### What you have to do:
Your answer should repeat every record verbatim.

(App and web page records)
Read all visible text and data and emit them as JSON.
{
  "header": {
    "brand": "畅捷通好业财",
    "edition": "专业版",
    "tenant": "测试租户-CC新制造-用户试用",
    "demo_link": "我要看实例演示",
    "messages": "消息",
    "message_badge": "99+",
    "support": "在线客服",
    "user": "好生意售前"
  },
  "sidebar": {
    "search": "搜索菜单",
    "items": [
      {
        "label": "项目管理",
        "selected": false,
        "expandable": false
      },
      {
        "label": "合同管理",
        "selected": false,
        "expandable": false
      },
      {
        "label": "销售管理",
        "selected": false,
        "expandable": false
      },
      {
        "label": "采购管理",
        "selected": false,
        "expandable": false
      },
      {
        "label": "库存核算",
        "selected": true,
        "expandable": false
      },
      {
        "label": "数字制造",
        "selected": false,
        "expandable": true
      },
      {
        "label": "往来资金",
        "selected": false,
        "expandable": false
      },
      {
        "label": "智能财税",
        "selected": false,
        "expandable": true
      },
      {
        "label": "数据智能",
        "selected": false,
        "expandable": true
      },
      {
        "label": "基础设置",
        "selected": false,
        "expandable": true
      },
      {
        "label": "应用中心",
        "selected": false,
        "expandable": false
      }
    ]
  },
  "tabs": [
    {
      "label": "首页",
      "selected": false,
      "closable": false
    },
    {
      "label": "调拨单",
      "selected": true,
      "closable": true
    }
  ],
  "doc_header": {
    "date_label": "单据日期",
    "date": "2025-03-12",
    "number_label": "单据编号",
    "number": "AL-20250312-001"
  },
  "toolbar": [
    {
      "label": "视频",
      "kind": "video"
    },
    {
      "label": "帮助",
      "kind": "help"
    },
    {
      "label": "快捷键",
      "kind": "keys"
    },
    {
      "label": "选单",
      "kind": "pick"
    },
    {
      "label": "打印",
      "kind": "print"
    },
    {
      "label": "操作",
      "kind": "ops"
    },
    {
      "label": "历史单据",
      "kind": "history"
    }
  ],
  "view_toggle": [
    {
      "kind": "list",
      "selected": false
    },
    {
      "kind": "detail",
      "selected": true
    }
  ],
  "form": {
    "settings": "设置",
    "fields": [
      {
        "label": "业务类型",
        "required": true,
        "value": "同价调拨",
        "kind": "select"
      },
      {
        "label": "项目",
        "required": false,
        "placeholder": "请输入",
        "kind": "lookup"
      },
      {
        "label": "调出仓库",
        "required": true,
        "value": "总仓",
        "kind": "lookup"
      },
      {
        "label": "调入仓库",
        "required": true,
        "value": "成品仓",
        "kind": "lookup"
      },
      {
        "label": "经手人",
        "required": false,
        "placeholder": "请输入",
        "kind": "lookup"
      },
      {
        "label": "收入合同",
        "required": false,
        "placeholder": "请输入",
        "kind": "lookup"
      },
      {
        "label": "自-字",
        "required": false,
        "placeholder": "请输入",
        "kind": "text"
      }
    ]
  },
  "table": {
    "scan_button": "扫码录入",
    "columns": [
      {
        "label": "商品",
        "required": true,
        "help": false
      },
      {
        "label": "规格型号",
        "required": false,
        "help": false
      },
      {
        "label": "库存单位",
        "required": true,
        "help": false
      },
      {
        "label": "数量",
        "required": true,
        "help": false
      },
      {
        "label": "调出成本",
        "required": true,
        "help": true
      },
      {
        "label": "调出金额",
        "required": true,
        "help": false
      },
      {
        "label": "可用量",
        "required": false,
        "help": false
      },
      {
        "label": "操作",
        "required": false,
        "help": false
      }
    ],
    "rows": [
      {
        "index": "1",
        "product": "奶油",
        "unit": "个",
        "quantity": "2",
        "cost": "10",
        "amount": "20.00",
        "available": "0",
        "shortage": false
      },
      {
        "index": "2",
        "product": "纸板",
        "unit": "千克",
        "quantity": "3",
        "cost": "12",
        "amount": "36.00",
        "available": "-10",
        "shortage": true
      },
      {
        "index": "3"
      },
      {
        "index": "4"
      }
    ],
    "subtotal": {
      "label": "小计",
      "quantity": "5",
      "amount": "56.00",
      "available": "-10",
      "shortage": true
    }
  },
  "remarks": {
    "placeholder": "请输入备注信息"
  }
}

### Task response:
Read all visible text and data and emit them as JSON.
{
  "header": {
    "brand": "畅捷通好业财",
    "edition": "专业版",
    "tenant": "测试租户-CC新制造-用户试用",
    "demo_link": "我要看实例演示",
    "messages": "消息",
    "message_badge": "99+",
    "support": "在线客服",
    "user": "好生意售前"
  },
  "sidebar": {
    "search": "搜索菜单",
    "items": [
      {
        "label": "项目管理",
        "selected": false,
        "expandable": false
      },
      {
        "label": "合同管理",
        "selected": false,
        "expandable": false
      },
      {
        "label": "销售管理",
        "selected": false,
        "expandable": false
      },
      {
        "label": "采购管理",
        "selected": false,
        "expandable": false
      },
      {
        "label": "库存核算",
        "selected": true,
        "expandable": false
      },
      {
        "label": "数字制造",
        "selected": false,
        "expandable": true
      },
      {
        "label": "往来资金",
        "selected": false,
        "expandable": false
      },
      {
        "label": "智能财税",
        "selected": false,
        "expandable": true
      },
      {
        "label": "数据智能",
        "selected": false,
        "expandable": true
      },
      {
        "label": "基础设置",
        "selected": false,
        "expandable": true
      },
      {
        "label": "应用中心",
        "selected": false,
        "expandable": false
      }
    ]
  },
  "tabs": [
    {
      "label": "首页",
      "selected": false,
      "closable": false
    },
    {
      "label": "调拨单",
      "selected": true,
      "closable": true
    }
  ],
  "doc_header": {
    "date_label": "单据日期",
    "date": "2025-03-12",
    "number_label": "单据编号",
    "number": "AL-20250312-001"
  },
  "toolbar": [
    {
      "label": "视频",
      "kind": "video"
    },
    {
      "label": "帮助",
      "kind": "help"
    },
    {
      "label": "快捷键",
      "kind": "keys"
    },
    {
      "label": "选单",
      "kind": "pick"
    },
    {
      "label": "打印",
      "kind": "print"
    },
    {
      "label": "操作",
      "kind": "ops"
    },
    {
      "label": "历史单据",
      "kind": "history"
    }
  ],
  "view_toggle": [
    {
      "kind": "list",
      "selected": false
    },
    {
      "kind": "detail",
      "selected": true
    }
  ],
  "form": {
    "settings": "设置",
    "fields": [
      {
        "label": "业务类型",
        "required": true,
        "value": "同价调拨",
        "kind": "select"
      },
      {
        "label": "项目",
        "required": false,
        "placeholder": "请输入",
        "kind": "lookup"
      },
      {
        "label": "调出仓库",
        "required": true,
        "value": "总仓",
        "kind": "lookup"
      },
      {
        "label": "调入仓库",
        "required": true,
        "value": "成品仓",
        "kind": "lookup"
      },
      {
        "label": "经手人",
        "required": false,
        "placeholder": "请输入",
        "kind": "lookup"
      },
      {
        "label": "收入合同",
        "required": false,
        "placeholder": "请输入",
        "kind": "lookup"
      },
      {
        "label": "自-字",
        "required": false,
        "placeholder": "请输入",
        "kind": "text"
      }
    ]
  },
  "table": {
    "scan_button": "扫码录入",
    "columns": [
      {
        "label": "商品",
        "required": true,
        "help": false
      },
      {
        "label": "规格型号",
        "required": false,
        "help": false
      },
      {
        "label": "库存单位",
        "required": true,
        "help": false
      },
      {
        "label": "数量",
        "required": true,
        "help": false
      },
      {
        "label": "调出成本",
        "required": true,
        "help": true
      },
      {
        "label": "调出金额",
        "required": true,
        "help": false
      },
      {
        "label": "可用量",
        "required": false,
        "help": false
      },
      {
        "label": "操作",
        "required": false,
        "help": false
      }
    ],
    "rows": [
      {
        "index": "1",
        "product": "奶油",
        "unit": "个",
        "quantity": "2",
        "cost": "10",
        "amount": "20.00",
        "available": "0",
        "shortage": false
      },
      {
        "index": "2",
        "product": "纸板",
        "unit": "千克",
        "quantity": "3",
        "cost": "12",
        "amount": "36.00",
        "available": "-10",
        "shortage": true
      },
      {
        "index": "3"
      },
      {
        "index": "4"
      }
    ],
    "subtotal": {
      "label": "小计",
      "quantity": "5",
      "amount": "56.00",
      "available": "-10",
      "shortage": true
    }
  },
  "remarks": {
    "placeholder": "请输入备注信息"
  }
}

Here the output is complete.